  5. #25
    Join Date
    Aug 2017
    Location
    New Mexico, USA
    Posts
    113

    Default

    The battery-back RAM will already be loaded with software, and the jumper is set to RAM bootstrap. So just power up to the monitor, type "b2" and you'll be in CP/M2.2 or "b3" and you'll be CP/M 3.

    It turns out the board is not stable at 29.5MHz. It works well by itself, but once I put some bus load, it'll crash. So I'm sending you the 22MHz version which is well tested and documented on the link I provided.

    The connector at the board edge is not populated. It is a RC2014 bus, but RC2014 is for 7.37MHz bus, so 22MHz is too fast for most of RC2014 peripherals. You can insert a 7.37MHz oscillator and the board will work with RC2014 peripherals except the console serial baud rate will be 38.4KHz instead of 115.2K.
    Bill

  6. #26

    Default

    Or build one of Grant Searle’s Multicomp computers.

    But you’re getting away from the “vintage hardware” requirement in your OP.

    Regarding the Model 4 screen, I think it is a low resolution TV type thing. Certainly not as good as a Superbrain (I have both). But the Model 4 has a parallel port and can be fired with a cheap IDE drive (the LoTech board). There are drivers for Montezuma CP/M and TRS-DOS. On balance, that’s the way I’d go.

  7. #27

    Default

    Another option would be the Amstrad CPC 6128, although not very common in the US I believe. It can run CP/M, original disks/images are all around the internet, an external modern 3.5" floppy can be attached, decent keyboard, cheap in some parts of the planet, green mono monitors can still be found easily

  8. #28

    Default

    Quote Originally Posted by Plasmo View Post
    It turns out the board is not stable at 29.5MHz. It works well by itself, but once I put some bus load, it'll crash.
    that's a shame

  9. #29

    Default

    Quote Originally Posted by JonB View Post
    Or build one of Grant Searle’s Multicomp computers.

    But you’re getting away from the “vintage hardware” requirement in your OP.

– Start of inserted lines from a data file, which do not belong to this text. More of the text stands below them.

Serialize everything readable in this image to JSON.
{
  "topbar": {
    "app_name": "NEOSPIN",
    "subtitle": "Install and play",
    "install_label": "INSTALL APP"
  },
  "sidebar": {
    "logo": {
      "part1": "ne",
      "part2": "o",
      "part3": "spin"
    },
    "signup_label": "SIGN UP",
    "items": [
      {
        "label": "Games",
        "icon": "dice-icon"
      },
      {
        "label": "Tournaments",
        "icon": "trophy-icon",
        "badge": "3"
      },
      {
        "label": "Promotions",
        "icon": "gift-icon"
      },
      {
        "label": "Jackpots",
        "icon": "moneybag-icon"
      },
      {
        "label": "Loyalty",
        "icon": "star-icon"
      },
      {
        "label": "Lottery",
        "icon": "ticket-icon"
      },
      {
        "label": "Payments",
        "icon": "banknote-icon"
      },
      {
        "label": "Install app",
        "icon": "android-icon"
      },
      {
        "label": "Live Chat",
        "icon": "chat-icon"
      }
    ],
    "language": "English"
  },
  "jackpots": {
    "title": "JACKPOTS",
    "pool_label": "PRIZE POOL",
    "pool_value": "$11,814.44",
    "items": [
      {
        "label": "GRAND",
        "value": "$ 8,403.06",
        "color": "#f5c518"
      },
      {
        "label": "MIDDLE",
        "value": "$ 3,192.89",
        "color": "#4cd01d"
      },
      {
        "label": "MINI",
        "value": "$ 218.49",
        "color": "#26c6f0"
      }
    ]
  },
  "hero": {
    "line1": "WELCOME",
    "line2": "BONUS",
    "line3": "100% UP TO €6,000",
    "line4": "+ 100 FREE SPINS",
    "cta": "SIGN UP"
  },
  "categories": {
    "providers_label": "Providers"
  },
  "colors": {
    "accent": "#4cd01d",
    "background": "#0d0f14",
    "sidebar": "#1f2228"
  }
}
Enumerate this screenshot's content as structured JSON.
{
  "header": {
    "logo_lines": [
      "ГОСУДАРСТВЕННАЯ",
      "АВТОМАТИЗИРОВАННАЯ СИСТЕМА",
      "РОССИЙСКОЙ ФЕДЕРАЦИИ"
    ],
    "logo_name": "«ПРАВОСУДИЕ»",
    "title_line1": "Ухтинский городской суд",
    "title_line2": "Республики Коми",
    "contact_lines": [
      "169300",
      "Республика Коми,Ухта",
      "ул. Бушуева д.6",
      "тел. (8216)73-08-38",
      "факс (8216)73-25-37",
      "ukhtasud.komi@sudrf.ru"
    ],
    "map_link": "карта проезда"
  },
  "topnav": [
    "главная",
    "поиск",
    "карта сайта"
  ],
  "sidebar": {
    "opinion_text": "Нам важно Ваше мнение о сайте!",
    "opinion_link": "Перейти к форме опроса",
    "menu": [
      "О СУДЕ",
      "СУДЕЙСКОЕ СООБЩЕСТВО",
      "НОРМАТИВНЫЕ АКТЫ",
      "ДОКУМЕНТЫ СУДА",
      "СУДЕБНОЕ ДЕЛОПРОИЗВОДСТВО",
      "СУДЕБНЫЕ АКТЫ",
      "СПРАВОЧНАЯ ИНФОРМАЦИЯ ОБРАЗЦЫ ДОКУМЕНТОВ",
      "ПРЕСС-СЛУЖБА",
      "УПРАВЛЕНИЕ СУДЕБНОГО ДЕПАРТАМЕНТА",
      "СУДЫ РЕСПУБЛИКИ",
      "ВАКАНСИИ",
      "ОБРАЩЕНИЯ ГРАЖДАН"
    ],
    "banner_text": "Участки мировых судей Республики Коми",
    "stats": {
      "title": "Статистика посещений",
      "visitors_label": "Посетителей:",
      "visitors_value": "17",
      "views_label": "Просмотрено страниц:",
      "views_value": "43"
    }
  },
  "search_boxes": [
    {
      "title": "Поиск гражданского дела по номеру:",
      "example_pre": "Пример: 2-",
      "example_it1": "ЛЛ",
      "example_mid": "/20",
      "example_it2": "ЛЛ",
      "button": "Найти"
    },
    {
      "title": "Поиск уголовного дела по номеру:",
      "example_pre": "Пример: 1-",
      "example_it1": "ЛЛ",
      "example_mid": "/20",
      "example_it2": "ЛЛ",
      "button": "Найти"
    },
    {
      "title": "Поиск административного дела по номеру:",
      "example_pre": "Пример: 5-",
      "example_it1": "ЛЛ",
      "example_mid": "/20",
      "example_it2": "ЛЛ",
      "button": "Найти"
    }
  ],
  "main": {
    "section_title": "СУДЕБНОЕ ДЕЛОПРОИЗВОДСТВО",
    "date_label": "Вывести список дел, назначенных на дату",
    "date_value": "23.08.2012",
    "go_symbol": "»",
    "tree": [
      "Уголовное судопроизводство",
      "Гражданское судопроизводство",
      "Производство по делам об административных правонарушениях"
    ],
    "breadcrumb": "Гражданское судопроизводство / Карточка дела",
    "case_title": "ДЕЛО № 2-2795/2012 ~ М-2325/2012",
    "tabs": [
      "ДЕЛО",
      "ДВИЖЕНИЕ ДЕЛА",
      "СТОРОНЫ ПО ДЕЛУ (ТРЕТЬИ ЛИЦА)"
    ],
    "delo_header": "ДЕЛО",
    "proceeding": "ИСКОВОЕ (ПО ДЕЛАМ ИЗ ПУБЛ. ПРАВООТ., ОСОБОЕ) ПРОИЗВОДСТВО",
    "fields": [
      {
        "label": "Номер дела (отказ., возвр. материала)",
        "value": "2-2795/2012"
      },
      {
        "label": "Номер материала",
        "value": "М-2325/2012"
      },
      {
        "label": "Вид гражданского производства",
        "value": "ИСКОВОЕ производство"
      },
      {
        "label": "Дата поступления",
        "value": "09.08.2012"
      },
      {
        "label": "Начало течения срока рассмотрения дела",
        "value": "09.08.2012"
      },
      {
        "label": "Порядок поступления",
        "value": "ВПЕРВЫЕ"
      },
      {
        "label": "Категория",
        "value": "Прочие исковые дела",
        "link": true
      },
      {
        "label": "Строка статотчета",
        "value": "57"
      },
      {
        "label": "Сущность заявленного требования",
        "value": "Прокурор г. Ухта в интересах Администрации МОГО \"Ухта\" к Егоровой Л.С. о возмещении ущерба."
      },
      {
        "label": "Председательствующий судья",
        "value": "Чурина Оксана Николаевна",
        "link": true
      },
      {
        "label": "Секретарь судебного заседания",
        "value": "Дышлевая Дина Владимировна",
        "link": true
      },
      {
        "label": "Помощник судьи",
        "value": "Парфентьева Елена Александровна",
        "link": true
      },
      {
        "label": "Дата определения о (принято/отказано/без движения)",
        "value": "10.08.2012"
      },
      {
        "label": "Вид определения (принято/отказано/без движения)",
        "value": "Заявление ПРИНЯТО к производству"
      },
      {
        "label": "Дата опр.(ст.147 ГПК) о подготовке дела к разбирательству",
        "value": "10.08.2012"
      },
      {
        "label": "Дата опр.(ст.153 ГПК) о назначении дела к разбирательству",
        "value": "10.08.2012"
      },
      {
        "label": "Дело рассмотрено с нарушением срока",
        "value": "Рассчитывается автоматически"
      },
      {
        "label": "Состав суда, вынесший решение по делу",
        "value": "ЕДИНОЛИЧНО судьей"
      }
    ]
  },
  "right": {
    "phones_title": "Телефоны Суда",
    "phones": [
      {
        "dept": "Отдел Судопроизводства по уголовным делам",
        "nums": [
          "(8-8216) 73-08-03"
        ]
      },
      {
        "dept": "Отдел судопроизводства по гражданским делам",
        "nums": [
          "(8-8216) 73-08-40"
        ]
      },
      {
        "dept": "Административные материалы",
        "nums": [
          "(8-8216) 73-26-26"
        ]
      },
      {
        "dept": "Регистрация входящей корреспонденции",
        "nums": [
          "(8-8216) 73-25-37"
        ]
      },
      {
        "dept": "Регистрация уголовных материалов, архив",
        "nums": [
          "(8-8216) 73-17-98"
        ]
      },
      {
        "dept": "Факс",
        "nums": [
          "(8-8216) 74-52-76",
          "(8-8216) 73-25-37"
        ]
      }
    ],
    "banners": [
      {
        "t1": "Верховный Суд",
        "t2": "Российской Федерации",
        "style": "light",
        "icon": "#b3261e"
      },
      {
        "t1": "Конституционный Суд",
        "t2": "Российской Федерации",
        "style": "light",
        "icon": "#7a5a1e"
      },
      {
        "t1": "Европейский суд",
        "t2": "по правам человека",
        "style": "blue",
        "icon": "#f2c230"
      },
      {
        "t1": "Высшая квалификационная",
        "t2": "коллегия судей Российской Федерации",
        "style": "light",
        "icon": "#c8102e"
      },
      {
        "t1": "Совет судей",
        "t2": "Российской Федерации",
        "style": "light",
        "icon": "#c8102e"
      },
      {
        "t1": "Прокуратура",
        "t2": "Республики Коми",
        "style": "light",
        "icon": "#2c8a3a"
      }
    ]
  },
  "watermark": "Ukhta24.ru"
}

    Regarding the Model 4 screen, I think it is a low resolution TV type thing. Certainly not as good as a Superbrain (I have both). But the Model 4 has a parallel port and can be fired with a cheap IDE drive (the LoTech board). There are drivers for Montezuma CP/M and TRS-DOS. On balance, that’s the way I’d go.
    Last year I got my dad a DE-10 Nano board loaded with MiSTer (FPGA emulation of the Atari ST et al.) Looks like Multicomp has been ported to the MiSTer platform.

    Re the TRS-80 and Kaypro: it seems that both of these machines use single sided, double density 5.25" drives - so am I correct in thinking I could write single sided images with IMD onto regular DS, DD disks in my IBM 360kB drives to be used on said machines?

  10. #30
    Join Date
    Aug 2017
    Location
    New Mexico, USA
    Posts
    113

    Default

    Quote Originally Posted by maxtherabbit View Post
    that's a shame
    I added a blank board plus a EPM7064S already programmed. So you just need to add a RAM and Z80 to have another working board. I hope you & you dad can have a father-son project together.
    Bill

Bookmarks

Posting Permissions

  • You may not post new threads
  • You may not post replies
  • You may not post attachments
  • You may not edit your posts
  •